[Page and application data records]
##########
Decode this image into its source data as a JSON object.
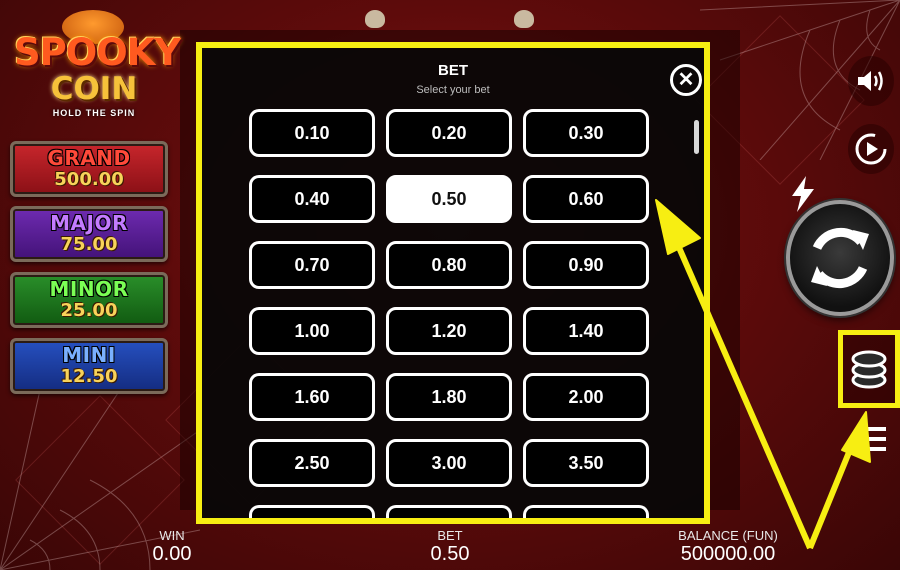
{
  "logo": {
    "title": "SPOOKY",
    "coin": "COIN",
    "subtitle": "HOLD THE SPIN"
  },
  "jackpots": [
    {
      "name": "GRAND",
      "value": "500.00",
      "color": "#b81b22",
      "name_color": "#ff4a3a"
    },
    {
      "name": "MAJOR",
      "value": "75.00",
      "color": "#5e1f9e",
      "name_color": "#c47cff"
    },
    {
      "name": "MINOR",
      "value": "25.00",
      "color": "#1d7a1d",
      "name_color": "#7bff55"
    },
    {
      "name": "MINI",
      "value": "12.50",
      "color": "#1c3fa8",
      "name_color": "#7ab0ff"
    }
  ],
  "bet_modal": {
    "title": "BET",
    "subtitle": "Select your bet",
    "selected": "0.50",
    "options": [
      "0.10",
      "0.20",
      "0.30",
      "0.40",
      "0.50",
      "0.60",
      "0.70",
      "0.80",
      "0.90",
      "1.00",
      "1.20",
      "1.40",
      "1.60",
      "1.80",
      "2.00",
      "2.50",
      "3.00",
      "3.50"
    ],
    "close_icon": "close-icon"
  },
  "controls": {
    "sound_icon": "speaker-icon",
    "autoplay_icon": "autoplay-icon",
    "turbo_icon": "lightning-icon",
    "spin_icon": "spin-arrows-icon",
    "bet_icon": "coin-stack-icon",
    "menu_icon": "menu-icon"
  },
  "info": {
    "win_label": "WIN",
    "win_value": "0.00",
    "bet_label": "BET",
    "bet_value": "0.50",
    "balance_label": "BALANCE (FUN)",
    "balance_value": "500000.00"
  },
  "colors": {
    "highlight": "#f7ee12",
    "background": "#6b0d0d",
    "jackpot_value": "#f8d35a"
  }
}
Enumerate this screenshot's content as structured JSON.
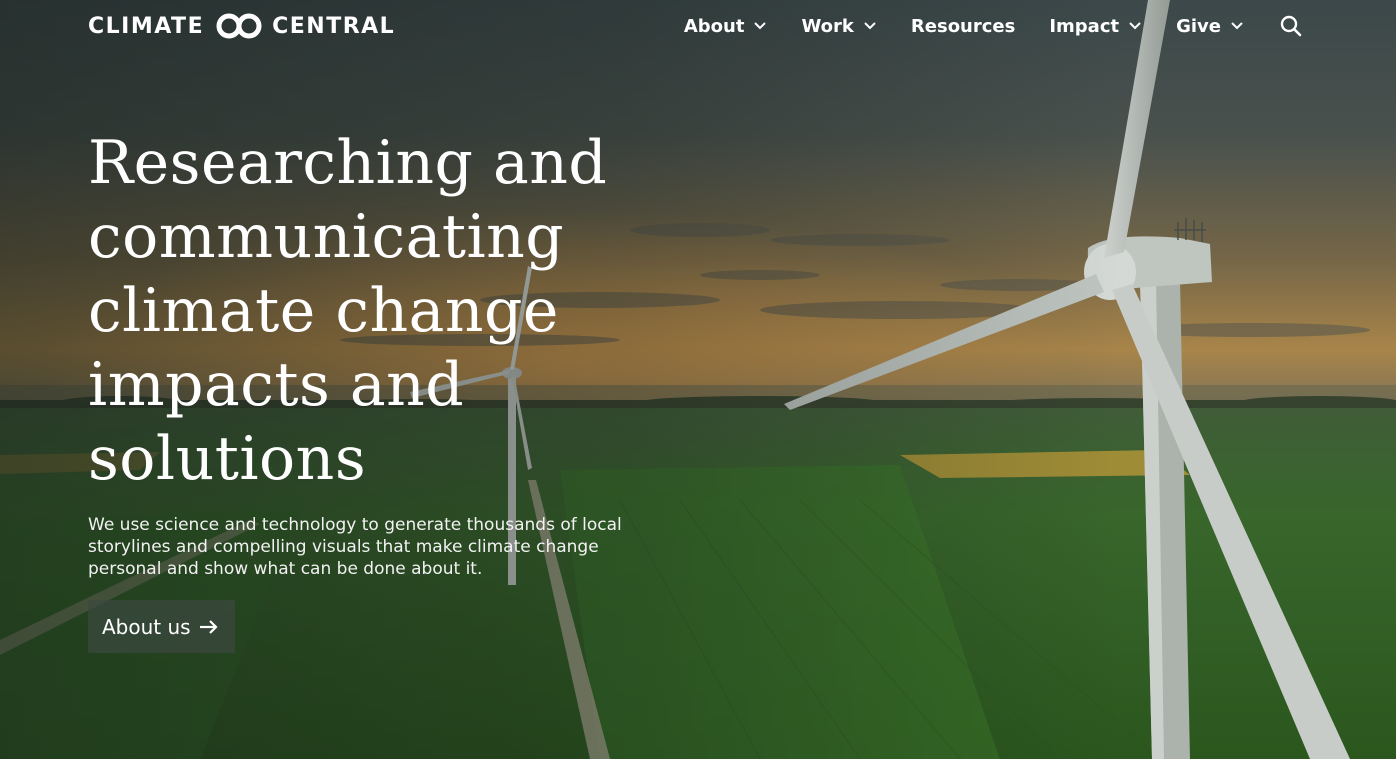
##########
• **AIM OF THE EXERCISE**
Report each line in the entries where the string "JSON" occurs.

• **PROBLEM SOLUTION**
Decode this image into its source data as a JSON object.
Enumerate this screenshot's content as structured JSON.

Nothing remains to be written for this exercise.